▸ What the exercise asks
In this exercise, return each entry exactly as given.

▸ Record excerpts

[Start of Attachment]

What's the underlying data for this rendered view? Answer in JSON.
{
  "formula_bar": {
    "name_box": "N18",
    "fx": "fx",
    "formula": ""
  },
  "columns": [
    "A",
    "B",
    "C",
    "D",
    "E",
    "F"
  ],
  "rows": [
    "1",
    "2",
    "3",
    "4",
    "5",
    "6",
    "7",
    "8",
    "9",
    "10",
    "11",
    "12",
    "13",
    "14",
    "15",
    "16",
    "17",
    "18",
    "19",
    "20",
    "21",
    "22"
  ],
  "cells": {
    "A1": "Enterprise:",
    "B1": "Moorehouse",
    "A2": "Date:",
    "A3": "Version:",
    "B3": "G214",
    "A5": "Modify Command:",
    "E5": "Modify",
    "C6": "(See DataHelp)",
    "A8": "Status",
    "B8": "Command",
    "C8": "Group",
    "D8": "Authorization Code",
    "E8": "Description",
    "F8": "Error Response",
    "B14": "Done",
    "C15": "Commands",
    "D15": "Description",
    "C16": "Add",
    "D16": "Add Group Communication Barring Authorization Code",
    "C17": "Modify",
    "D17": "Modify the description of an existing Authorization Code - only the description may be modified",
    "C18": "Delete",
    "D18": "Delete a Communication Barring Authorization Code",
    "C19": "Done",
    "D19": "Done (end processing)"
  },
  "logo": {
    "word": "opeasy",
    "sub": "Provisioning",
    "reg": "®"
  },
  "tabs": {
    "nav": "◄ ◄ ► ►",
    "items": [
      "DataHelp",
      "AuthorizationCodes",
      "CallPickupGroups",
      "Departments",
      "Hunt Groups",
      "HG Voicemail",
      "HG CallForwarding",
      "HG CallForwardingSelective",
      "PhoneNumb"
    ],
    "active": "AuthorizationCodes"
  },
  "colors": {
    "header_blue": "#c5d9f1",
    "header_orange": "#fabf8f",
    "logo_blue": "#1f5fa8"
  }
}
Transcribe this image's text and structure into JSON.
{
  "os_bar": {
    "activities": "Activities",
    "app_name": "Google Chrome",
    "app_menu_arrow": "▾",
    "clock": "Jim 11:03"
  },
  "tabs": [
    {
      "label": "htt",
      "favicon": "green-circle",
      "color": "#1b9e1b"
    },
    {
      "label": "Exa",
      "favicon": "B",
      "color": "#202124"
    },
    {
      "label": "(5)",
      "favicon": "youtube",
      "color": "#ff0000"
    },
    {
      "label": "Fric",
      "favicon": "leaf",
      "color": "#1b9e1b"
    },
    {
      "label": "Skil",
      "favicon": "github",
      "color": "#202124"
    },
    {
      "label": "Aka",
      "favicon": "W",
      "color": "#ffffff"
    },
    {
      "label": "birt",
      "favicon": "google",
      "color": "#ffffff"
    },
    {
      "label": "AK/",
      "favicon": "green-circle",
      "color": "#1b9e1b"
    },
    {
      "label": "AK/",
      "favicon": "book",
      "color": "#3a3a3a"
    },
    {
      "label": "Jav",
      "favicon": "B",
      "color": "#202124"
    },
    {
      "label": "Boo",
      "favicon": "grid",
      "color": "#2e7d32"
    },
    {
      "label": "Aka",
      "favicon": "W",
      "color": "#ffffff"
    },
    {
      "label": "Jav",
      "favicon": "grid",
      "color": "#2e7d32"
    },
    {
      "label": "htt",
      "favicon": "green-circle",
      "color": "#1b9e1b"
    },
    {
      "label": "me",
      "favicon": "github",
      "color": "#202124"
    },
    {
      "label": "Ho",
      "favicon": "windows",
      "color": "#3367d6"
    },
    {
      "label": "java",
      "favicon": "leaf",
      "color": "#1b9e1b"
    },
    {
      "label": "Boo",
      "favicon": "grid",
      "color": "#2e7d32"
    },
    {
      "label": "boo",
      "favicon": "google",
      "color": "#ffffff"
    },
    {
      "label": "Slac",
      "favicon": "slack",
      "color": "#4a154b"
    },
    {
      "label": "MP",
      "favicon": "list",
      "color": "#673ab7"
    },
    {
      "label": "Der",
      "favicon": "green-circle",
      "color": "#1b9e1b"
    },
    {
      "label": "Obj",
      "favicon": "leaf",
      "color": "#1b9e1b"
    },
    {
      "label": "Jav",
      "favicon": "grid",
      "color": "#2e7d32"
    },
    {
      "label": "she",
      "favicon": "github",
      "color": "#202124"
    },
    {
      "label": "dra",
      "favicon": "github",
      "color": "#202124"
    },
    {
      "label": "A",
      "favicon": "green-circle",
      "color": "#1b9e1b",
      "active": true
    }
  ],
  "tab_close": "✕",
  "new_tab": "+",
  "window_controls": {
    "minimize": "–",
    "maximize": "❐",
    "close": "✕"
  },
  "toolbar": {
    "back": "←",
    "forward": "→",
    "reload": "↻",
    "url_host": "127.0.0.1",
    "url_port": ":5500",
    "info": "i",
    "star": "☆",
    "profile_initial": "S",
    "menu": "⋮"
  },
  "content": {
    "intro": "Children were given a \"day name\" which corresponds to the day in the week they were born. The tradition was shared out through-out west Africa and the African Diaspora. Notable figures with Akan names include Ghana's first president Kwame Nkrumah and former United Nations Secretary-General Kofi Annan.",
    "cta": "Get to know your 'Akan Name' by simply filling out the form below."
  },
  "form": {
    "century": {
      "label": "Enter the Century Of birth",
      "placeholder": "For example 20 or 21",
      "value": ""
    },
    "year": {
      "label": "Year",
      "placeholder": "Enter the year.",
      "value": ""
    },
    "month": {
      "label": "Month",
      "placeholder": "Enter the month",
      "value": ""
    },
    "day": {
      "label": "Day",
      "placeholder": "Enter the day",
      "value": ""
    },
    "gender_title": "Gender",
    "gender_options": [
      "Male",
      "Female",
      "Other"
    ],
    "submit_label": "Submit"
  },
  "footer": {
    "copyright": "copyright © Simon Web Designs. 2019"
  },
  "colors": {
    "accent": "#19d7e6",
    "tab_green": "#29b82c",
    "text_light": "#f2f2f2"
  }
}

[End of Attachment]

▸ Written reply
What's the underlying data for this rendered view? Answer in JSON.
{
  "formula_bar": {
    "name_box": "N18",
    "fx": "fx",
    "formula": ""
  },
  "columns": [
    "A",
    "B",
    "C",
    "D",
    "E",
    "F"
  ],
  "rows": [
    "1",
    "2",
    "3",
    "4",
    "5",
    "6",
    "7",
    "8",
    "9",
    "10",
    "11",
    "12",
    "13",
    "14",
    "15",
    "16",
    "17",
    "18",
    "19",
    "20",
    "21",
    "22"
  ],
  "cells": {
    "A1": "Enterprise:",
    "B1": "Moorehouse",
    "A2": "Date:",
    "A3": "Version:",
    "B3": "G214",
    "A5": "Modify Command:",
    "E5": "Modify",
    "C6": "(See DataHelp)",
    "A8": "Status",
    "B8": "Command",
    "C8": "Group",
    "D8": "Authorization Code",
    "E8": "Description",
    "F8": "Error Response",
    "B14": "Done",
    "C15": "Commands",
    "D15": "Description",
    "C16": "Add",
    "D16": "Add Group Communication Barring Authorization Code",
    "C17": "Modify",
    "D17": "Modify the description of an existing Authorization Code - only the description may be modified",
    "C18": "Delete",
    "D18": "Delete a Communication Barring Authorization Code",
    "C19": "Done",
    "D19": "Done (end processing)"
  },
  "logo": {
    "word": "opeasy",
    "sub": "Provisioning",
    "reg": "®"
  },
  "tabs": {
    "nav": "◄ ◄ ► ►",
    "items": [
      "DataHelp",
      "AuthorizationCodes",
      "CallPickupGroups",
      "Departments",
      "Hunt Groups",
      "HG Voicemail",
      "HG CallForwarding",
      "HG CallForwardingSelective",
      "PhoneNumb"
    ],
    "active": "AuthorizationCodes"
  },
  "colors": {
    "header_blue": "#c5d9f1",
    "header_orange": "#fabf8f",
    "logo_blue": "#1f5fa8"
  }
}
Transcribe this image's text and structure into JSON.
{
  "os_bar": {
    "activities": "Activities",
    "app_name": "Google Chrome",
    "app_menu_arrow": "▾",
    "clock": "Jim 11:03"
  },
  "tabs": [
    {
      "label": "htt",
      "favicon": "green-circle",
      "color": "#1b9e1b"
    },
    {
      "label": "Exa",
      "favicon": "B",
      "color": "#202124"
    },
    {
      "label": "(5)",
      "favicon": "youtube",
      "color": "#ff0000"
    },
    {
      "label": "Fric",
      "favicon": "leaf",
      "color": "#1b9e1b"
    },
    {
      "label": "Skil",
      "favicon": "github",
      "color": "#202124"
    },
    {
      "label": "Aka",
      "favicon": "W",
      "color": "#ffffff"
    },
    {
      "label": "birt",
      "favicon": "google",
      "color": "#ffffff"
    },
    {
      "label": "AK/",
      "favicon": "green-circle",
      "color": "#1b9e1b"
    },
    {
      "label": "AK/",
      "favicon": "book",
      "color": "#3a3a3a"
    },
    {
      "label": "Jav",
      "favicon": "B",
      "color": "#202124"
    },
    {
      "label": "Boo",
      "favicon": "grid",
      "color": "#2e7d32"
    },
    {
      "label": "Aka",
      "favicon": "W",
      "color": "#ffffff"
    },
    {
      "label": "Jav",
      "favicon": "grid",
      "color": "#2e7d32"
    },
    {
      "label": "htt",
      "favicon": "green-circle",
      "color": "#1b9e1b"
    },
    {
      "label": "me",
      "favicon": "github",
      "color": "#202124"
    },
    {
      "label": "Ho",
      "favicon": "windows",
      "color": "#3367d6"
    },
    {
      "label": "java",
      "favicon": "leaf",
      "color": "#1b9e1b"
    },
    {
      "label": "Boo",
      "favicon": "grid",
      "color": "#2e7d32"
    },
    {
      "label": "boo",
      "favicon": "google",
      "color": "#ffffff"
    },
    {
      "label": "Slac",
      "favicon": "slack",
      "color": "#4a154b"
    },
    {
      "label": "MP",
      "favicon": "list",
      "color": "#673ab7"
    },
    {
      "label": "Der",
      "favicon": "green-circle",
      "color": "#1b9e1b"
    },
    {
      "label": "Obj",
      "favicon": "leaf",
      "color": "#1b9e1b"
    },
    {
      "label": "Jav",
      "favicon": "grid",
      "color": "#2e7d32"
    },
    {
      "label": "she",
      "favicon": "github",
      "color": "#202124"
    },
    {
      "label": "dra",
      "favicon": "github",
      "color": "#202124"
    },
    {
      "label": "A",
      "favicon": "green-circle",
      "color": "#1b9e1b",
      "active": true
    }
  ],
  "tab_close": "✕",
  "new_tab": "+",
  "window_controls": {
    "minimize": "–",
    "maximize": "❐",
    "close": "✕"
  },
  "toolbar": {
    "back": "←",
    "forward": "→",
    "reload": "↻",
    "url_host": "127.0.0.1",
    "url_port": ":5500",
    "info": "i",
    "star": "☆",
    "profile_initial": "S",
    "menu": "⋮"
  },
  "content": {
    "intro": "Children were given a \"day name\" which corresponds to the day in the week they were born. The tradition was shared out through-out west Africa and the African Diaspora. Notable figures with Akan names include Ghana's first president Kwame Nkrumah and former United Nations Secretary-General Kofi Annan.",
    "cta": "Get to know your 'Akan Name' by simply filling out the form below."
  },
  "form": {
    "century": {
      "label": "Enter the Century Of birth",
      "placeholder": "For example 20 or 21",
      "value": ""
    },
    "year": {
      "label": "Year",
      "placeholder": "Enter the year.",
      "value": ""
    },
    "month": {
      "label": "Month",
      "placeholder": "Enter the month",
      "value": ""
    },
    "day": {
      "label": "Day",
      "placeholder": "Enter the day",
      "value": ""
    },
    "gender_title": "Gender",
    "gender_options": [
      "Male",
      "Female",
      "Other"
    ],
    "submit_label": "Submit"
  },
  "footer": {
    "copyright": "copyright © Simon Web Designs. 2019"
  },
  "colors": {
    "accent": "#19d7e6",
    "tab_green": "#29b82c",
    "text_light": "#f2f2f2"
  }
}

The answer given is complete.